--- F.3d ----, 2017 WL 5907899
The Honorable Elizabeth E. Foote, United States District Judge for the Western District of Louisiana, sitting by designation.
The fact that later U&A decisions for other tribes make explicit reference to “the waters off the west coast of Whidbey Island” does not change our view. See United States v. Washington, 626 F.Supp. 1405, 1442–43 (W.D. Wash. 1985); United States v. Washington, 459 F.Supp. 1020, 1056–57 (W.D. Wash. 1978), aff’d, 645 F.2d 749 (9th Cir. 1981) (describing fishing grounds “off of Whidbey Island’s West Beach”). Just as we did not infer that Judge Boldt intended to exclude Admiralty Inlet from the Lummi’s U&A simply because U&A decisions after DecisionI explicitly reference Admiralty Inlet, we decline to make such an inference here concerning the waters west of Whidbey Island. See Lummi I, 235 F.3d at 452; Washington, 459 F.Supp. at 1059 (stating that the U&A of the Tulalip Tribes includes Admiralty Inlet).

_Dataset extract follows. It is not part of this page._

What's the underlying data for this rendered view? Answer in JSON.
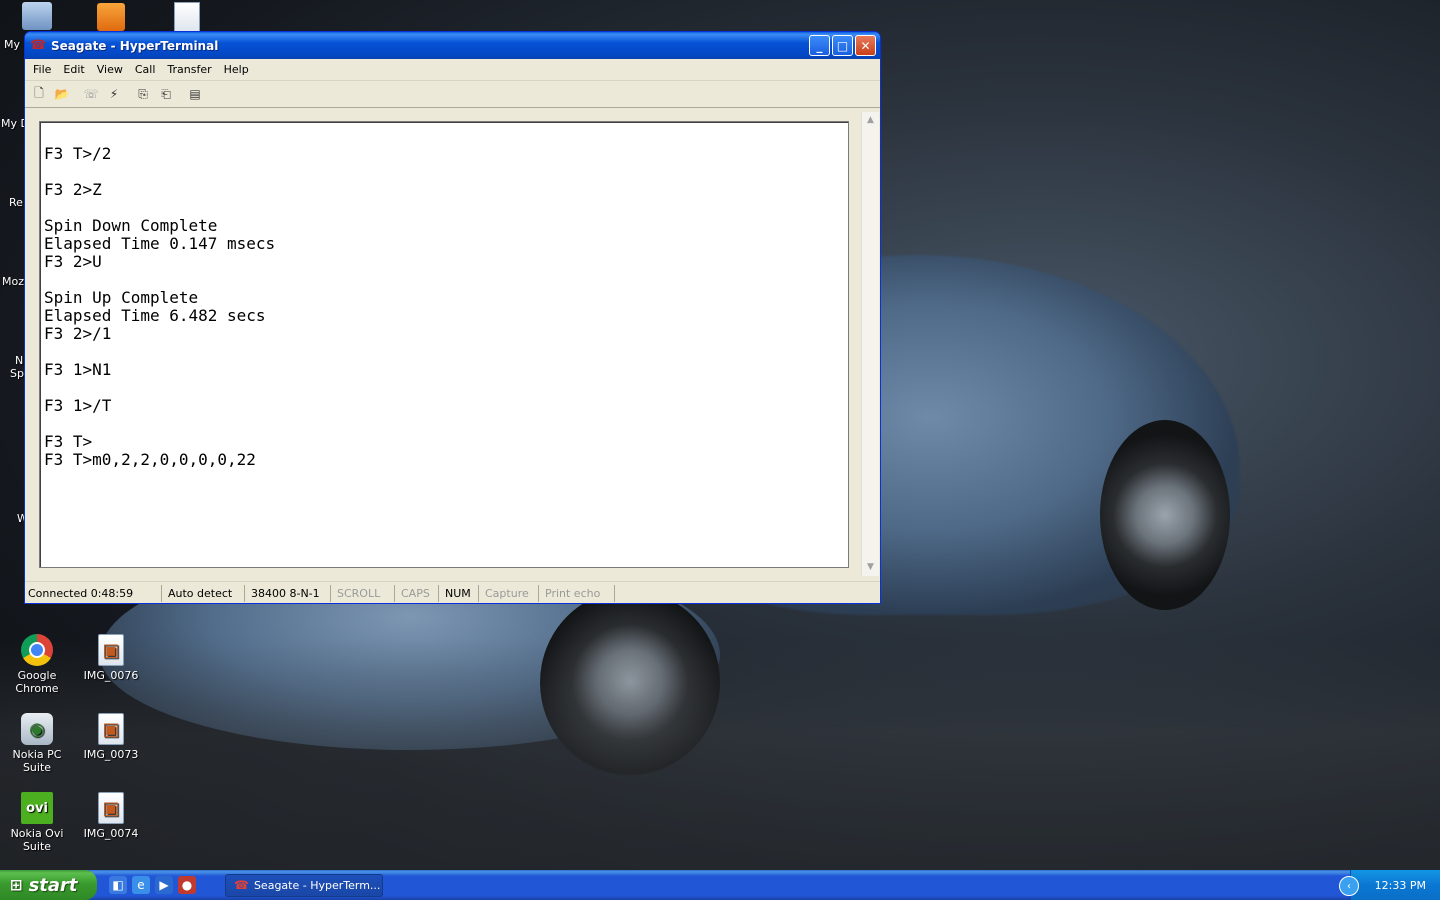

It is true, as the Lower Elwha points out, that the evidence in Tulalip Tribes was more than general evidence of travel. For example, in addition to evidence that the Suquamish “would have passed through the waters west of Whidbey Island, and likely would have fished there while traveling,” there was evidence from an expert report that the “Suquamish travelled [sic] to Whidbey Island to fish.” 794 F.3d at 1135. Nevertheless, Tulalip Tribes appears to indicate that the general evidence of travel was “some evidence” that was sufficient to satisfy the necessary standard. See id. (“This general evidence, too, constitutes some evidence before Judge Boldt ....”). And, in any event, the Lower Elwha cannot overcome the court’s strong statements in Lummi I and Lummi II that counter its position.